List each line of the data that holds the word "bundle".
##### Information
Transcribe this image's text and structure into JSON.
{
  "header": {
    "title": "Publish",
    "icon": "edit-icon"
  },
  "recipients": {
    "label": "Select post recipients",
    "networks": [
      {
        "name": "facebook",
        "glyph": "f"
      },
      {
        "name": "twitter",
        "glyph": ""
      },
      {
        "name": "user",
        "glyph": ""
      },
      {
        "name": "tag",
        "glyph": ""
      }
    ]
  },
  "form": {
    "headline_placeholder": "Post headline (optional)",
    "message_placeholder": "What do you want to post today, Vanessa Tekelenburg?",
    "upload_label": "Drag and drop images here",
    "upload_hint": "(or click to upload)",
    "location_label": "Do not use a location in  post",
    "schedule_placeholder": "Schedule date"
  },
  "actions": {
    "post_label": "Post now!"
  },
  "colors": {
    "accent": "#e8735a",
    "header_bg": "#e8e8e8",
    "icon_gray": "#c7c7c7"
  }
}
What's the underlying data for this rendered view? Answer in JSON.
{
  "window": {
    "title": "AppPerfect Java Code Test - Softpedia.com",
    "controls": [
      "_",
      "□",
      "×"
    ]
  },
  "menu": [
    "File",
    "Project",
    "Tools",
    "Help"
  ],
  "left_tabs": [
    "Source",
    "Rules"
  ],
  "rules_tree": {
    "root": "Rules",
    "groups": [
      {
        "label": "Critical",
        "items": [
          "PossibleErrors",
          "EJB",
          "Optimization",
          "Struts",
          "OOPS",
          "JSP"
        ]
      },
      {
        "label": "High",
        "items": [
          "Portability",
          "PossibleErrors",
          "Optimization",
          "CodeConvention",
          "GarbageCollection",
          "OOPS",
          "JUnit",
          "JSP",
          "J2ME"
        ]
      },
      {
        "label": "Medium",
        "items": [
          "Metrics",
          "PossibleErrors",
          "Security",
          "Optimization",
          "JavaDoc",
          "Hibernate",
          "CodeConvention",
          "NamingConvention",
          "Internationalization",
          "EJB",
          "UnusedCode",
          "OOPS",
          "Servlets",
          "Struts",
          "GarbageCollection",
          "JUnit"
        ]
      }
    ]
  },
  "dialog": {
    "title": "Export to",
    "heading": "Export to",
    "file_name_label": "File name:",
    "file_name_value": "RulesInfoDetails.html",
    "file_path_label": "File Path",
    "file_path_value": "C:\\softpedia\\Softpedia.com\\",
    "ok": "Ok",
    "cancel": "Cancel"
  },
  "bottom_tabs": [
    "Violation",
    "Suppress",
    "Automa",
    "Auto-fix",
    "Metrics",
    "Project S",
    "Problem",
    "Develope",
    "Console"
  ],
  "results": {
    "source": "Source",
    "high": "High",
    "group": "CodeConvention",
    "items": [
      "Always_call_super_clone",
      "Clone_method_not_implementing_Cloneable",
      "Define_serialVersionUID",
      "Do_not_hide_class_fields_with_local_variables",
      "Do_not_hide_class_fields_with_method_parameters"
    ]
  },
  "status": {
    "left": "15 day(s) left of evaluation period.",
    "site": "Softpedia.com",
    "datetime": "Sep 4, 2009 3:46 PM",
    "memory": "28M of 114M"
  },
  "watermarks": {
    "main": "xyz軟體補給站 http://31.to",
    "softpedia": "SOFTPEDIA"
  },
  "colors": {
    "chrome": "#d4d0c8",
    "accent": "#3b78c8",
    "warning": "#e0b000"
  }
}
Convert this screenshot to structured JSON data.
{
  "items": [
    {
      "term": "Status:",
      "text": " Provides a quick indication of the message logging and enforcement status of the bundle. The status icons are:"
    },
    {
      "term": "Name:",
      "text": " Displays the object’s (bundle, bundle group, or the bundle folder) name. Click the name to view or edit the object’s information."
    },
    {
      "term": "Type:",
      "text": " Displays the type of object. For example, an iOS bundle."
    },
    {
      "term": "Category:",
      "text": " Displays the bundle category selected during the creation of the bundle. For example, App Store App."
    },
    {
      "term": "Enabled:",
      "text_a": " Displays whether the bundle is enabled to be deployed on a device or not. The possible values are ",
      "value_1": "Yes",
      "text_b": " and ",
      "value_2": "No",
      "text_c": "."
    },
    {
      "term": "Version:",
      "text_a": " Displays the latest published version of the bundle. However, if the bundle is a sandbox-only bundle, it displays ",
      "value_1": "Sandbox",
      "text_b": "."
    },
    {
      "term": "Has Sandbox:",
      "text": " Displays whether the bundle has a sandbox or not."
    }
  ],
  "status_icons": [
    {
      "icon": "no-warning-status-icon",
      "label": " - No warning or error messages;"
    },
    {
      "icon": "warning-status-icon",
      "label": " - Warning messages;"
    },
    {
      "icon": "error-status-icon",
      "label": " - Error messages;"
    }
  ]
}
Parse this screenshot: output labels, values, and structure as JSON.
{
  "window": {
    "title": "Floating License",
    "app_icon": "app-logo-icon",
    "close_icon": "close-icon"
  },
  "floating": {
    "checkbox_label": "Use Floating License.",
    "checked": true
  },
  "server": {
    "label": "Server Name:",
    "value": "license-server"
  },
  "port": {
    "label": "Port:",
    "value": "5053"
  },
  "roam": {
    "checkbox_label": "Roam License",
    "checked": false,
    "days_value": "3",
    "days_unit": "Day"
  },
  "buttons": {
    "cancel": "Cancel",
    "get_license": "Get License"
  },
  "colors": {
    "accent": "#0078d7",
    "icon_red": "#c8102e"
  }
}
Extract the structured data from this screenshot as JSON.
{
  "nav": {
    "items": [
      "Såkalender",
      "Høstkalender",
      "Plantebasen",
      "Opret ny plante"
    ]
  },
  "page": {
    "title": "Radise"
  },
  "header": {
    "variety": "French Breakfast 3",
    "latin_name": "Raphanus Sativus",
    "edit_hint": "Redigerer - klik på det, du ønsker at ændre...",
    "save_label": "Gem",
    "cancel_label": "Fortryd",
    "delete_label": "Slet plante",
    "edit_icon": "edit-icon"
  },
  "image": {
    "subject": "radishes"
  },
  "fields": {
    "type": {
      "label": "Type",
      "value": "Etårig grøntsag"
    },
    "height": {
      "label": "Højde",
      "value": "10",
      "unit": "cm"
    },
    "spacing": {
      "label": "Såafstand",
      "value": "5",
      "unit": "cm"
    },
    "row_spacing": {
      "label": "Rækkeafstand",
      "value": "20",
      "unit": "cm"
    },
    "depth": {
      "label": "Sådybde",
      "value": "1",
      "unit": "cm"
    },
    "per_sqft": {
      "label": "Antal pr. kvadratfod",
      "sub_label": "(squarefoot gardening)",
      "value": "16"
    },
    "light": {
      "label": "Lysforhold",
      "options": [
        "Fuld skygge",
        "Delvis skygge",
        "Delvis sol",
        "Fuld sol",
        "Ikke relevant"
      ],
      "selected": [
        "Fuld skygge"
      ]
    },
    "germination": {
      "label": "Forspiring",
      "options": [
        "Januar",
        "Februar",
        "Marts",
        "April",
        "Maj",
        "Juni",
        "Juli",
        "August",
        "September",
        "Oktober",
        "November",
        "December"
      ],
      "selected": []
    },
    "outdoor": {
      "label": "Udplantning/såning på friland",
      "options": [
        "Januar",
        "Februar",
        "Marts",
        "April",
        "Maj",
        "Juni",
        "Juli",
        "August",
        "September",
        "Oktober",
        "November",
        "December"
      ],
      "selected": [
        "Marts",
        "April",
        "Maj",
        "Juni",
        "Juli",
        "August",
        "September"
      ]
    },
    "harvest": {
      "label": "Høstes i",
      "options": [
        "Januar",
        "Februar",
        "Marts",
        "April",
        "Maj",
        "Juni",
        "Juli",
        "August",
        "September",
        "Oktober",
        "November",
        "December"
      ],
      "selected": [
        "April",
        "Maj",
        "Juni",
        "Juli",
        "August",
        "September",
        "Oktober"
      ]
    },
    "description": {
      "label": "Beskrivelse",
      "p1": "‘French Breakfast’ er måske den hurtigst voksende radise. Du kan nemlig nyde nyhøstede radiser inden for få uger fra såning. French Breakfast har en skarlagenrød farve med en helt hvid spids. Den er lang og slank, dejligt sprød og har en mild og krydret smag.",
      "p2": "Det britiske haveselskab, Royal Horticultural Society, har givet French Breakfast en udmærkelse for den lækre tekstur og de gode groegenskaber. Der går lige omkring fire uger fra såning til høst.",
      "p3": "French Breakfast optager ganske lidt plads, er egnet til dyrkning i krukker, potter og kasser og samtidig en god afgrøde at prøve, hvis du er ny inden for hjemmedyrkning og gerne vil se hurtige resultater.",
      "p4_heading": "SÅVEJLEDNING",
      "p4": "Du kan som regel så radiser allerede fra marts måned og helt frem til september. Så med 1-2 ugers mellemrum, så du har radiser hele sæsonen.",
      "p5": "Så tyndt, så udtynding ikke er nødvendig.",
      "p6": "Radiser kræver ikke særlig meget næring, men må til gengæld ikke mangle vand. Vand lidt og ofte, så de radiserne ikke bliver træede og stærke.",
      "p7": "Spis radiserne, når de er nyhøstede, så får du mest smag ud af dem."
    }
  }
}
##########
[Response to this exercise]:
      "text": " Provides a quick indication of the message logging and enforcement status of the bundle. The status icons are:"
      "text": " Displays the object’s (bundle, bundle group, or the bundle folder) name. Click the name to view or edit the object’s information."
      "text": " Displays the type of object. For example, an iOS bundle."
      "text": " Displays the bundle category selected during the creation of the bundle. For example, App Store App."
      "text_a": " Displays whether the bundle is enabled to be deployed on a device or not. The possible values are ",
      "text_a": " Displays the latest published version of the bundle. However, if the bundle is a sandbox-only bundle, it displays ",
      "text": " Displays whether the bundle has a sandbox or not."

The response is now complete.